Over the course of our race weekend, Troy was setting fast lap after fast lap, but complaining that the brakes were getting soft towards the end of the session or race. I bled them over and over, each time topping off with the same crappy auto parts store brake fluid. Suspecting the master cylinder, we even swapped over to a spare on loan from the Boulder Motorsports Ducati team. In the end, the fading brakes remained and probably cost us a few tenths per lap in the final race as Troy was having to pump them up for each corner! Ugh… kicking myself for this one still.
A New Hope
Throughout the practice sessions, I noticed we were making very few changes to our set-up compared to prior races. This boded well as confirmation of the new base set-up we had established at Buttonwillow back in April, but I didn’t want to get too optimistic too early. We tried decreasing the preload on the front fork by a turn, but put it right back the very next session. Troy was clearly comfortable and the bike was performing well, but would the breakthrough we needed materialize?
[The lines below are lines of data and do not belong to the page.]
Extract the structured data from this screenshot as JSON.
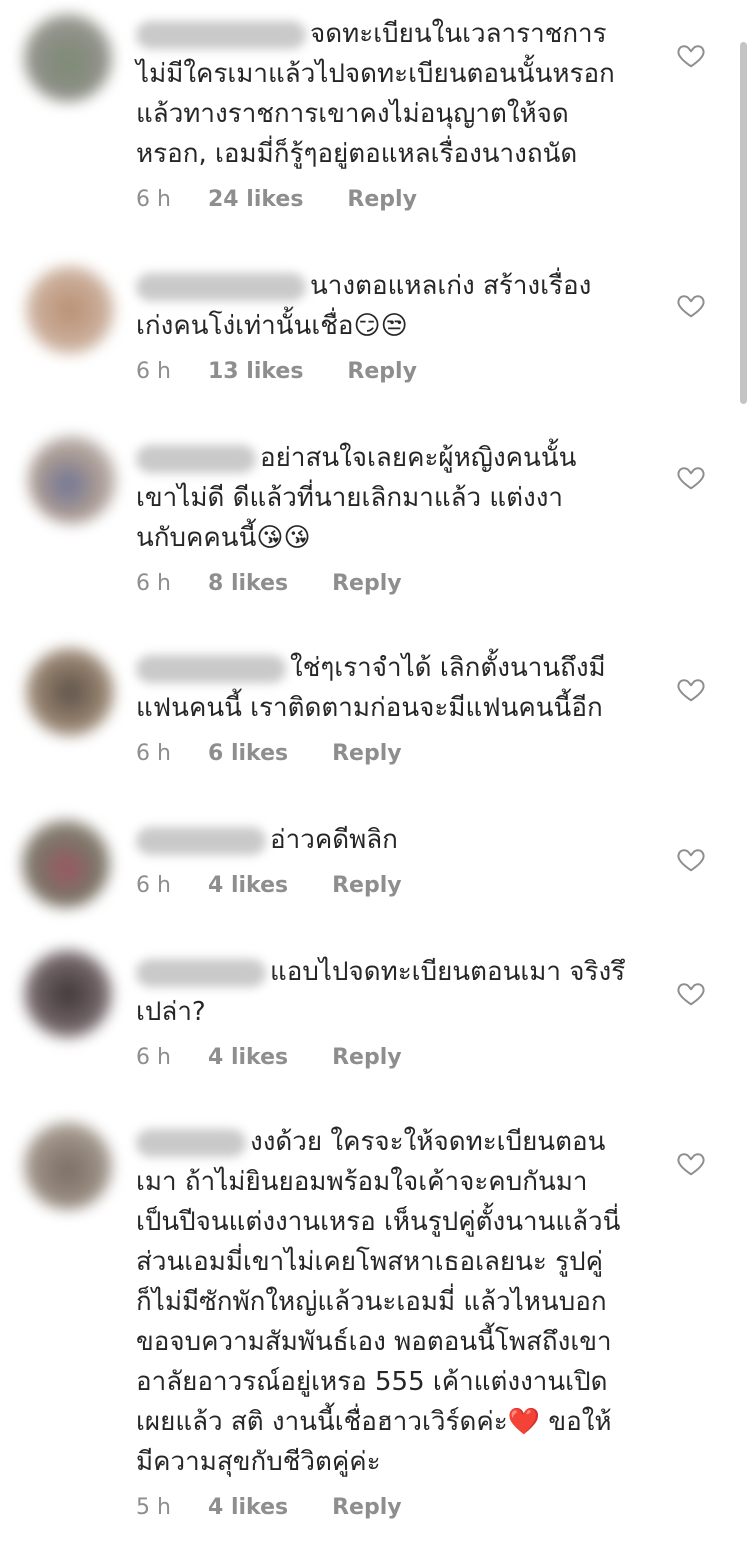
{
  "colors": {
    "text": "#262626",
    "meta": "#8e8e8e",
    "heart_like": "#e0245e"
  },
  "comments": [
    {
      "text": "จดทะเบียนในเวลาราชการ\nไม่มีใครเมาแล้วไปจดทะเบียนตอนนั้นหรอก\nแล้วทางราชการเขาคงไม่อนุญาตให้จด\nหรอก, เอมมี่ก็รู้ๆอยู่ตอแหลเรื่องนางถนัด",
      "time": "6 h",
      "likes": "24 likes",
      "reply": "Reply"
    },
    {
      "text": "นางตอแหลเก่ง สร้างเรื่อง\nเก่งคนโง่เท่านั้นเชื่อ",
      "emoji": "😏😒",
      "time": "6 h",
      "likes": "13 likes",
      "reply": "Reply"
    },
    {
      "text": "อย่าสนใจเลยคะผู้หญิงคนนั้น\nเขาไม่ดี ดีแล้วที่นายเลิกมาแล้ว แต่งงา\nนกับคคนนี้",
      "emoji": "😘😘",
      "time": "6 h",
      "likes": "8 likes",
      "reply": "Reply"
    },
    {
      "text": "ใช่ๆเราจำได้ เลิกตั้งนานถึงมี\nแฟนคนนี้ เราติดตามก่อนจะมีแฟนคนนี้อีก",
      "time": "6 h",
      "likes": "6 likes",
      "reply": "Reply"
    },
    {
      "text": "อ่าวคดีพลิก",
      "time": "6 h",
      "likes": "4 likes",
      "reply": "Reply"
    },
    {
      "text": "แอบไปจดทะเบียนตอนเมา จริงรึ\nเปล่า?",
      "time": "6 h",
      "likes": "4 likes",
      "reply": "Reply"
    },
    {
      "text": "งงด้วย ใครจะให้จดทะเบียนตอน\nเมา ถ้าไม่ยินยอมพร้อมใจเค้าจะคบกันมา\nเป็นปีจนแต่งงานเหรอ เห็นรูปคู่ตั้งนานแล้วนี่\nส่วนเอมมี่เขาไม่เคยโพสหาเธอเลยนะ รูปคู่\nก็ไม่มีซักพักใหญ่แล้วนะเอมมี่ แล้วไหนบอก\nขอจบความสัมพันธ์เอง พอตอนนี้โพสถึงเขา\nอาลัยอาวรณ์อยู่เหรอ 555 เค้าแต่งงานเปิด\nเผยแล้ว สติ งานนี้เชื่อฮาวเวิร์ดค่ะ",
      "emoji": "❤️",
      "text_after_emoji": " ขอให้\nมีความสุขกับชีวิตคู่ค่ะ",
      "time": "5 h",
      "likes": "4 likes",
      "reply": "Reply"
    }
  ]
}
With no qualifying and only short morning practice sessions with the AHRMA series, we’d have to wait until our first race to really see what Troy could do. Our grid spots weren’t terrible this time out – with Troy slotting in to start in the second or third row. In what became the theme for the weekend, Troy used the Lightfighter’s electric torque to launch himself into first position and take the holeshot in all four races. He led that whole first lap, building a gap of roughly 2 seconds over 2nd as they came across start-finish on lap 1. To say it was our best first-lap performance would be an understatement.
Troy started the race weekend by setting our fastest lap ever on the Lightfighter at Laguna Seca from a standing start with a 1’33.9" and then continued to reel off faster laps over the course of the race and weekend. And while he eventually was passed by pro-rider Stefano Mesa and a couple of others on more powerful bikes, he was “in it” from start to finish from a field of roughly 30 racers. We oh-so-nearly hit the podium in Saturday’s Formula Thunder race as well, missing out by less than 3/10th of a second. Every race still felt like a victory, though, as we had clearly stepped up to the next level of performance and dropped our previous best lap time by roughly 2 seconds – both with consistency and without Troy taking big risks (aside from fading brakes).
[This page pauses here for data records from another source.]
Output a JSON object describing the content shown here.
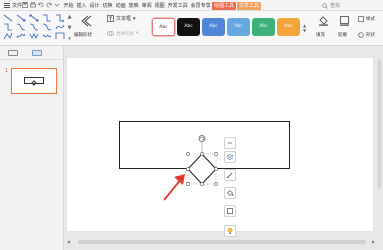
{
  "menubar": {
    "file_label": "文件",
    "tabs": [
      "开始",
      "插入",
      "设计",
      "切换",
      "动画",
      "放映",
      "审阅",
      "视图",
      "开发工具",
      "会员专享"
    ],
    "context_tabs": [
      "绘图工具",
      "文本工具"
    ],
    "search_label": "查找"
  },
  "ribbon": {
    "edit_shape_label": "编辑形状",
    "textbox_label": "文本框",
    "merge_shape_label": "合并形状",
    "style_presets": [
      "Abc",
      "Abc",
      "Abc",
      "Abc",
      "Abc",
      "Abc"
    ],
    "fill_label": "填充",
    "outline_label": "轮廓",
    "style_label": "样式",
    "effect_label": "形状"
  },
  "slides": {
    "items": [
      {
        "number": "1"
      }
    ]
  },
  "colors": {
    "context_tab_draw": "#ee6a4c",
    "context_tab_text": "#f3a05c",
    "selected_thumb_border": "#e8763e",
    "annotation_arrow": "#e23b2e"
  }
}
So, did we do enough to validate our little program has merit enough to continue? Absolutely. It was a weekend with clear progress made and measured in lap times and race results. We were never far off the front and just needed a few things to come together to break through to the next level of performance. Throughout my career in product development, I’ve found that the more you study “overnight” successes, the more you realize that their true path is very rarely a straight line. It often has very large ups and downs, heroic efforts against the odds, and occasionally takes you down a corkscrew. Still, that’s sooooo much better than a cul-de-sac…
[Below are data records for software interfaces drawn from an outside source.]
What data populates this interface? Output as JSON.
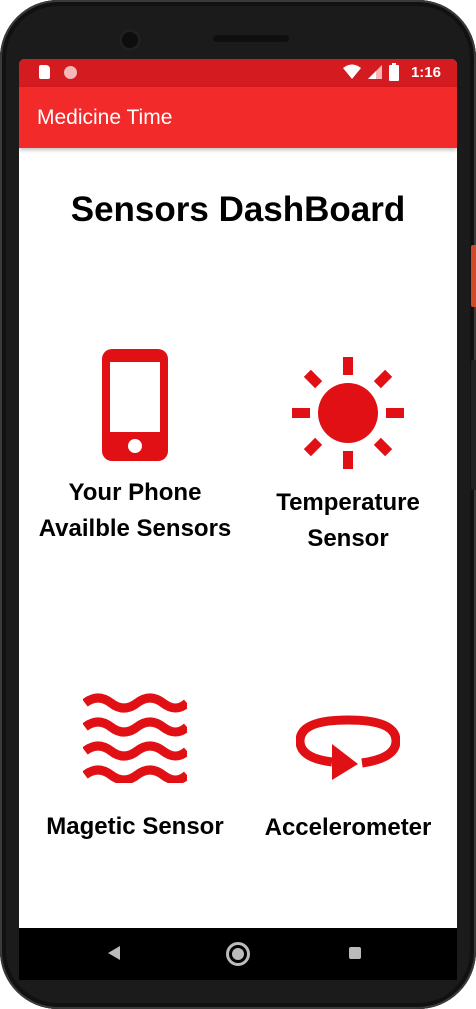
{
  "status_bar": {
    "time": "1:16",
    "icons": [
      "sd-card-icon",
      "notification-dot-icon",
      "wifi-icon",
      "signal-icon",
      "battery-icon"
    ]
  },
  "app_bar": {
    "title": "Medicine Time"
  },
  "page": {
    "title": "Sensors DashBoard"
  },
  "tiles": [
    {
      "icon": "phone-icon",
      "label_line1": "Your Phone",
      "label_line2": "Availble Sensors"
    },
    {
      "icon": "sun-icon",
      "label_line1": "Temperature",
      "label_line2": "Sensor"
    },
    {
      "icon": "waves-icon",
      "label_line1": "Magetic Sensor",
      "label_line2": ""
    },
    {
      "icon": "rotate-arrow-icon",
      "label_line1": "Accelerometer",
      "label_line2": ""
    }
  ],
  "nav_bar": {
    "icons": [
      "back-icon",
      "home-icon",
      "recents-icon"
    ]
  },
  "colors": {
    "status_bar": "#d41b1f",
    "app_bar": "#f22a2a",
    "icon_red": "#e01014",
    "text": "#000000"
  }
}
PS – What’s next, you ask? There’s some momentum brewing to take this show back to Barber in October and check our progress against our last run there at the end of 2019 with v1 of the bike. Stay tuned…